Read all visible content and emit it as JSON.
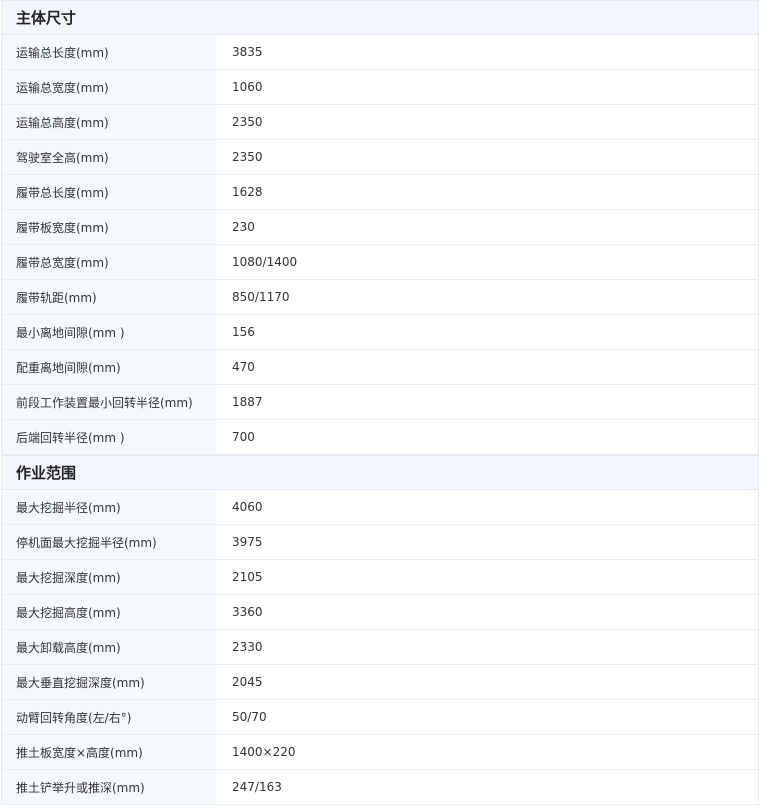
{
  "sections": [
    {
      "title": "主体尺寸",
      "rows": [
        {
          "label": "运输总长度(mm)",
          "value": "3835"
        },
        {
          "label": "运输总宽度(mm)",
          "value": "1060"
        },
        {
          "label": "运输总高度(mm)",
          "value": "2350"
        },
        {
          "label": "驾驶室全高(mm)",
          "value": "2350"
        },
        {
          "label": "履带总长度(mm)",
          "value": "1628"
        },
        {
          "label": "履带板宽度(mm)",
          "value": "230"
        },
        {
          "label": "履带总宽度(mm)",
          "value": "1080/1400"
        },
        {
          "label": "履带轨距(mm)",
          "value": "850/1170"
        },
        {
          "label": "最小离地间隙(mm )",
          "value": "156"
        },
        {
          "label": "配重离地间隙(mm)",
          "value": "470"
        },
        {
          "label": "前段工作装置最小回转半径(mm)",
          "value": "1887"
        },
        {
          "label": "后端回转半径(mm )",
          "value": "700"
        }
      ]
    },
    {
      "title": "作业范围",
      "rows": [
        {
          "label": "最大挖掘半径(mm)",
          "value": "4060"
        },
        {
          "label": "停机面最大挖掘半径(mm)",
          "value": "3975"
        },
        {
          "label": "最大挖掘深度(mm)",
          "value": "2105"
        },
        {
          "label": "最大挖掘高度(mm)",
          "value": "3360"
        },
        {
          "label": "最大卸载高度(mm)",
          "value": "2330"
        },
        {
          "label": "最大垂直挖掘深度(mm)",
          "value": "2045"
        },
        {
          "label": "动臂回转角度(左/右°)",
          "value": "50/70"
        },
        {
          "label": "推土板宽度×高度(mm)",
          "value": "1400×220"
        },
        {
          "label": "推土铲举升或推深(mm)",
          "value": "247/163"
        }
      ]
    }
  ]
}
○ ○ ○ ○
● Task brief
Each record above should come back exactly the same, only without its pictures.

● Answer below
Read all visible content and emit it as JSON.
{
  "sections": [
    {
      "title": "主体尺寸",
      "rows": [
        {
          "label": "运输总长度(mm)",
          "value": "3835"
        },
        {
          "label": "运输总宽度(mm)",
          "value": "1060"
        },
        {
          "label": "运输总高度(mm)",
          "value": "2350"
        },
        {
          "label": "驾驶室全高(mm)",
          "value": "2350"
        },
        {
          "label": "履带总长度(mm)",
          "value": "1628"
        },
        {
          "label": "履带板宽度(mm)",
          "value": "230"
        },
        {
          "label": "履带总宽度(mm)",
          "value": "1080/1400"
        },
        {
          "label": "履带轨距(mm)",
          "value": "850/1170"
        },
        {
          "label": "最小离地间隙(mm )",
          "value": "156"
        },
        {
          "label": "配重离地间隙(mm)",
          "value": "470"
        },
        {
          "label": "前段工作装置最小回转半径(mm)",
          "value": "1887"
        },
        {
          "label": "后端回转半径(mm )",
          "value": "700"
        }
      ]
    },
    {
      "title": "作业范围",
      "rows": [
        {
          "label": "最大挖掘半径(mm)",
          "value": "4060"
        },
        {
          "label": "停机面最大挖掘半径(mm)",
          "value": "3975"
        },
        {
          "label": "最大挖掘深度(mm)",
          "value": "2105"
        },
        {
          "label": "最大挖掘高度(mm)",
          "value": "3360"
        },
        {
          "label": "最大卸载高度(mm)",
          "value": "2330"
        },
        {
          "label": "最大垂直挖掘深度(mm)",
          "value": "2045"
        },
        {
          "label": "动臂回转角度(左/右°)",
          "value": "50/70"
        },
        {
          "label": "推土板宽度×高度(mm)",
          "value": "1400×220"
        },
        {
          "label": "推土铲举升或推深(mm)",
          "value": "247/163"
        }
      ]
    }
  ]
}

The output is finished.